Burns can happen suddenly and the pain and damage caused can be devastating. Knowing what to do if this should happen can make a massive difference in reducing the amount of pain and scarring experienced and may avoid someone having tissue damage.

Burns are particularly serious for small children and babies. More than 500 children under five are taken to hospital every week because of burns and scalds and the majority of these burns are due to hot drinks.

Crawlers and toddlers are most at risk.

A hot drink remains hot enough to scald a baby or young child 15 minutes after it has been made.

Children don’t yet have the reflex to move away from something hot. Their skin is up to 15 times thinner than that of an adult and consequently offers less protection. The damage tends to be more severe and because they have a smaller body surface area and so the burn covers a larger proportion of the body. The greater the area covered, the more serious the injury and impact for the child.

Burns are frightening and the pain and damage caused can be devastating. Knowing what to do immediately someone is burnt can radically reduce the amount of pain and scarring experienced and can often lead to a full recovery without even needing to be admitted.

The physical and psychological damage from a serious childhood burn can last well into adulthood.



Bathroom safety

Always have a bath thermometer and check the water carefully before you let your little one get in.

Always run cold water first and then the hot so that the bottom of the bath is not overheated.

Never leave a running bath unattended. Ideally have a bath tap/shower attachment with a thermostat installed to prevent the temperature changing mid hair wash if someone else in the house uses a tap!

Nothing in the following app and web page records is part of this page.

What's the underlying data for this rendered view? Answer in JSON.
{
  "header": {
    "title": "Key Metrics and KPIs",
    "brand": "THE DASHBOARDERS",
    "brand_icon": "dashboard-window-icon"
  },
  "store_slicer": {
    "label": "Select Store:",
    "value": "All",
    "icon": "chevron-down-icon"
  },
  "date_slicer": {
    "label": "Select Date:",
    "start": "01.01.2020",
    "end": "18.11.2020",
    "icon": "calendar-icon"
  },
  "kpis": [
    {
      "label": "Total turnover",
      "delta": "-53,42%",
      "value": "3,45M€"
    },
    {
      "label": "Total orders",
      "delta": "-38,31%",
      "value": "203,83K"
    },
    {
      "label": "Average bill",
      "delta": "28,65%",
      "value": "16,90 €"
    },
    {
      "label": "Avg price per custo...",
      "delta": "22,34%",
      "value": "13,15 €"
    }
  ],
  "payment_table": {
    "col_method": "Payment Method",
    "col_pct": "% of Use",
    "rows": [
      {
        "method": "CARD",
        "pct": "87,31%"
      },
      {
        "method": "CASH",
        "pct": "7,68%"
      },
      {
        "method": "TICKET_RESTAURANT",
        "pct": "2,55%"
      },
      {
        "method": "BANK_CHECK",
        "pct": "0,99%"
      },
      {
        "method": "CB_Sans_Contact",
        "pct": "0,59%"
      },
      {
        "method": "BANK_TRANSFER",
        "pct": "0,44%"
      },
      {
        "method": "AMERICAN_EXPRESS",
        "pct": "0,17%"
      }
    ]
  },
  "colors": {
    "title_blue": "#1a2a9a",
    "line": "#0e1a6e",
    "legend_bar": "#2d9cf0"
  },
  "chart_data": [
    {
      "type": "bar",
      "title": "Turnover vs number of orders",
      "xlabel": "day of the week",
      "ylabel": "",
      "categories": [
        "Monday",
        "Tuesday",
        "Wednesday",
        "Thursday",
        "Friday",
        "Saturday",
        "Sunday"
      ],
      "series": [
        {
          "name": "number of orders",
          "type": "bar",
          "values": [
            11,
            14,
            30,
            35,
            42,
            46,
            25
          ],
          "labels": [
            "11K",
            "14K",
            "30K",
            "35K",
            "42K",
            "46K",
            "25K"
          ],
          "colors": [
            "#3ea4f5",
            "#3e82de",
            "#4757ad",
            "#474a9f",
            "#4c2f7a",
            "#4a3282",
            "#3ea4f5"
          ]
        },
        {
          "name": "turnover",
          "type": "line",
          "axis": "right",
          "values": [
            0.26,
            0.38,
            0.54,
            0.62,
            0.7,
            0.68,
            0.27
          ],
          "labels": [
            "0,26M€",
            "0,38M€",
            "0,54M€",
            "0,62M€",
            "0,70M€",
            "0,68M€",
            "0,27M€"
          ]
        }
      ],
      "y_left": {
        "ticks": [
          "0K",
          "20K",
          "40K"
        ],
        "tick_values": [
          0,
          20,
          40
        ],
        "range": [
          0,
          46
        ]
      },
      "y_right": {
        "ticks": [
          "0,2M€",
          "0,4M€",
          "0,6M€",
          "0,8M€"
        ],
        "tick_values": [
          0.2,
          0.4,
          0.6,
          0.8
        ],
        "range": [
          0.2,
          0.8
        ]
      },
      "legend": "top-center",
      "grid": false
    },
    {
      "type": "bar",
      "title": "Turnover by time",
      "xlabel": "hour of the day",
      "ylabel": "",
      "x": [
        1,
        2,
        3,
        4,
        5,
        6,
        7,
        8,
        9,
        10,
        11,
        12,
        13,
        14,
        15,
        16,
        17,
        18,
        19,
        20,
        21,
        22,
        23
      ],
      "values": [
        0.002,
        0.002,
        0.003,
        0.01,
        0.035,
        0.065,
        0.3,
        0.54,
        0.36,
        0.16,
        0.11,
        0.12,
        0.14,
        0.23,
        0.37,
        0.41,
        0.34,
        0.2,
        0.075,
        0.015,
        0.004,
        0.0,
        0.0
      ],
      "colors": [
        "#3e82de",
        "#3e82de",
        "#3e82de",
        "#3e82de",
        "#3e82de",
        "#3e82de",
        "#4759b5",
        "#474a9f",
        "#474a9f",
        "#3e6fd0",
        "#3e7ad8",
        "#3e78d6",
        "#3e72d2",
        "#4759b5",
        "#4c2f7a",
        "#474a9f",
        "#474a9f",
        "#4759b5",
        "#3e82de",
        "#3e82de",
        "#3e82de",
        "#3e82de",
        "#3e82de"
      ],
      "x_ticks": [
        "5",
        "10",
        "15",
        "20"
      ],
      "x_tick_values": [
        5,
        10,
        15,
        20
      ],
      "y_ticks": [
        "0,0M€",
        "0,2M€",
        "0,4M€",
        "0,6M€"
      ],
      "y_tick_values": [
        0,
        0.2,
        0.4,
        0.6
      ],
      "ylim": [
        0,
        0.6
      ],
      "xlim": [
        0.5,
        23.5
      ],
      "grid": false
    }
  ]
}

Bleach and cleaning chemicals are very strong alkali that can burn quickly; ensure they are safely out of reach.

A heated towel rail is perfect height for a child to grasp and hot enough to remove their skin. Turn them off if your children are little.

Kitchen safety

Always use the rear hob on your cooker and turn pan handles away from the edge.

Fix sturdy cupboard door locks where you store cleaning chemicals and dishwasher tablets (these are extremely corrosive and can cause serious damage).

Use a kettle with a short or curly flex and keep it very clear of little hands. Keep chairs and stools at the other end of the room so that children are not tempted to climb to otherwise out of reach areas.

When microwaving food or milk, thoroughly mix it before giving it to your child as microwave heating results in hot spots which can burn.

Other dangers

Hot drinks are an obvious cause. Always think carefully before putting your hot drink down and ensure that your little one is unable to reach it. Never breastfeed while drinking a cup of tea or pass hot drinks over people’s heads.

Button batteries can burn through the child’s oesophagus if swallowed. Check that they are securely screwed into their toys and be careful of batteries contained within greetings cards.

Curling tongs, hair straighteners and irons remain incredibly hot for a long time after they have been unplugged. Always keep them and their flex well out of reach.

Radiators should be encased in a radiator cover.

Outdoors keep children away from barbeques (even when you’ve finished using them) and be particularly vigilant around bonfires and fireworks.



What to Do

  1. Extremely carefully remove loose clothing covering the burn immediately. DO NOT TAKE CLOTHES OFF IF THERE IS ANY RISK THAT THE SKIN HAS STUCK TO THEM OR IF THE SKIN HAS BLISTERED.
  2. Put the affected area under cool running water for at least 20 minutes (ideally longer). Remember you are cooling the burn and not the casualty.
  3. Keep the casualty warm and dry and watch for any signs of shock.
  4. Phone an ambulance, particularly if a large area is affected, or if the skin is broken or blistered. Keep the area under cool running water whilst you are waiting for the ambulance to arrive.

A burn is measured using the size of your hand (which is roughly 1% of your body). This means a burn measuring just the size of a 50p piece or a postage stamp can be very serious for a baby or small child.

Burns to the hands, face, feet, genitals, airways or a burn that extends all the way around a limb, are particularly serious.

Keep the burnt area under cool running water until the paramedic arrives.



  • Remove anything that has stuck to a burn
  • Touch a burn
  • Burst blisters
  • Apply any creams, lotions or fats
  • Apply tight dressings, tapes or use anything fluffy


Always get burns assessed by a medical professional.


Dressing a burn


A burn should never be dressed until it has been cooled for at least 15 minutes. Covering a burn reduces the risk of infection and reduces pain by covering exposed nerve endings.

If a child is burnt and the burn is bad enough that you need to dress it, phone an ambulance and continue to cool the burn under running water. The paramedics will assess and dress it.

Cling film is a good temporary dressing. Ensure the burn is thoroughly cooled before dressing it. Discard the first couple of turns of cling film and place an inner piece loosely over the burn. Plastic bags and sterile non-fluffy dressings also make useful dressings.


Online First Aid provides this information for guidance and it is not in any way a substitute for medical advice. The author does not accept any liability or responsibility for any inaccuracies or for any mistreatment or misdiagnosis of anyone, however caused. It is strongly advised that you attend a practical first aid course or take an online course to understand what to do in a medical emergency.


Emma Hammett
Author: Emma Hammett